Slade glanced around as if he were looking for someone (maybe the cops, Lisa thought to herself as both she and Slade heard the police sirens approaching from the not-so-far-off distance) and then said tersely to her, “I’ll let you know.” He pointed the rifle at her again and added, “Now drive!”
She did. They sped off down the road like a bat coming out of the fires of Hades itself. As they were driving, Slade looked around frantically for Francesca’s car (or so Lisa thought) as he kept pointing the rifle in Lisa’s general direction.
“You don’t have to keep waving that gun around at me,” Lisa said to Slade. “I know it’s not loaded.”
“Then why did you come along with me if you knew I was out of ammo?” Before Lisa could respond, Slade then added, “Ah, for the story, right?”
Lisa cocked an eye at him and exclaimed, “What do you mean by that?”
Slade cocked a sly grin out of the corner of his mouth. “You’re Lisa Atwell, aren’t you? The reporter who’s been writing all that crap-o-la about me in—oh, what is that bullshit rag you write for again?—The Inquisitor.”
Lisa was again at a loss for words. But she quickly regained her composure and snapped at him, “Well, first of all, it’s not a, as you call it, bullshit rag, and secondly, I can back up everything I’ve written about you. Lest you forget, I saw you in action tonight, remember?”

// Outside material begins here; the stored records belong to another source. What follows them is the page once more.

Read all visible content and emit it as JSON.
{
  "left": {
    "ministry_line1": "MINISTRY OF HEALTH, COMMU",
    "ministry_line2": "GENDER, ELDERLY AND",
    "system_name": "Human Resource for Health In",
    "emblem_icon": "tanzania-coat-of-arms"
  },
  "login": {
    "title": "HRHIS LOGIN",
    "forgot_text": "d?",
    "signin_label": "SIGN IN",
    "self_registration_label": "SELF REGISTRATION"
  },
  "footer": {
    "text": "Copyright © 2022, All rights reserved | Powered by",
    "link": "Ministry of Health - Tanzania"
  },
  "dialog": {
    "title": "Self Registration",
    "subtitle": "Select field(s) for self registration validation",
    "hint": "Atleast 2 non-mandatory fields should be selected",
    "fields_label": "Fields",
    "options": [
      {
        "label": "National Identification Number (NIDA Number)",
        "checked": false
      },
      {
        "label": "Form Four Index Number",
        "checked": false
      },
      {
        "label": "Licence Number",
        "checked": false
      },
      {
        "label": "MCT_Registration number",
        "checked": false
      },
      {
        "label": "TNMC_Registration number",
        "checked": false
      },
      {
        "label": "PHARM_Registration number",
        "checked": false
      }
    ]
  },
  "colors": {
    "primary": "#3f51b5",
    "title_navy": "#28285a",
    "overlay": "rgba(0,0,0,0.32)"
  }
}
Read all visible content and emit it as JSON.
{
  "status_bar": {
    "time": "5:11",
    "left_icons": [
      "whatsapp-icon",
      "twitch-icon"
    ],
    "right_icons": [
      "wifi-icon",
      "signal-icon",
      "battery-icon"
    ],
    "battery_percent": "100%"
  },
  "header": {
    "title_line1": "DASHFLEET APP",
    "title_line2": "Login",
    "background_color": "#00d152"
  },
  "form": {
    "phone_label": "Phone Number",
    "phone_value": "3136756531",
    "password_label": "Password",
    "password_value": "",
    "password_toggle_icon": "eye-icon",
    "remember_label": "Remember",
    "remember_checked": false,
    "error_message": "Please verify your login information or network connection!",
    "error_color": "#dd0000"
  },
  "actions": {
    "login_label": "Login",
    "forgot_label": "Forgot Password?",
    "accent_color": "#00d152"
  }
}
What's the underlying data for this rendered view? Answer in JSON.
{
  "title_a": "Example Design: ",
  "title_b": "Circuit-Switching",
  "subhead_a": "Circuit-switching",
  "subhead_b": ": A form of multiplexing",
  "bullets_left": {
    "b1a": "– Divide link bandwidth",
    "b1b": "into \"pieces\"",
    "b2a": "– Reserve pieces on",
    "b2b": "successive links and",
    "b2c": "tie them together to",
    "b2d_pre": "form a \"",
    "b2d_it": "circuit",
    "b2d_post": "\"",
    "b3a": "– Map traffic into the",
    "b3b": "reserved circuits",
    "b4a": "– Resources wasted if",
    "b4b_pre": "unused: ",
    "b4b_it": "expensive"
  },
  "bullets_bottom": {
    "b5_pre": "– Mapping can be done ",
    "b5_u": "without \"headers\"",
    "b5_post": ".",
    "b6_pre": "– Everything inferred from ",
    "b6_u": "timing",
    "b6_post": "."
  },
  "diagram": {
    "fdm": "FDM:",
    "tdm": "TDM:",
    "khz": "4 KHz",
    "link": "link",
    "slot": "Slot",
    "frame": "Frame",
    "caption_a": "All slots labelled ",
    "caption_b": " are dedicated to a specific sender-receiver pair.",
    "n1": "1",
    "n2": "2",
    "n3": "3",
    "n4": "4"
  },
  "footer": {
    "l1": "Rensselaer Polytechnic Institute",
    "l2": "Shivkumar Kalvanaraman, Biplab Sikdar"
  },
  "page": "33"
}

Slade snorted. “Well, I learned long ago that you can’t believe everything you read.” He paused and then added with a noticeable sneer, “Especially not in bullshit rags like The Inquisitor, y’know?”
Lisa had no witty comeback for that one. They drove in silence for a long time until they had driven on the outskirts of the city. That’s when Slade finally spoke up again.
“Stop here,” he told her.
“Why?” she asked, somewhat flabbergasted as it seemed they were out in the middle of nowhere.
“Just stop here!”
She pulled off to the side of the road and stopped where he said to stop.
“There’s nothing out here,” she protested. “Why would you want to stop here? I mean, I thought you were going after Francesca anyway.”
“Don’t worry your pretty little head about that,” he assured her. “I know exactly where Francesca is. Right now, I’m more concerned about you.”
She glared at him. “About me? Why’s that?”
Before she even knew what hit her, he struck her to the back of her head with a quick judo chop thereby knocking her unconscious. When she came to, she found herself in what appeared to be some kind of cave, but she couldn’t really tell since it was dark and she could hardly see three inches past her own feet. She tried to move, but she found her arms and hands had been tied together with rope. She thought maybe she could loosen her binds, but this Slade character sure knew how to tie a rope. Humph, Lisa thought rather angrily to herself, must’ve been a damned boy scout!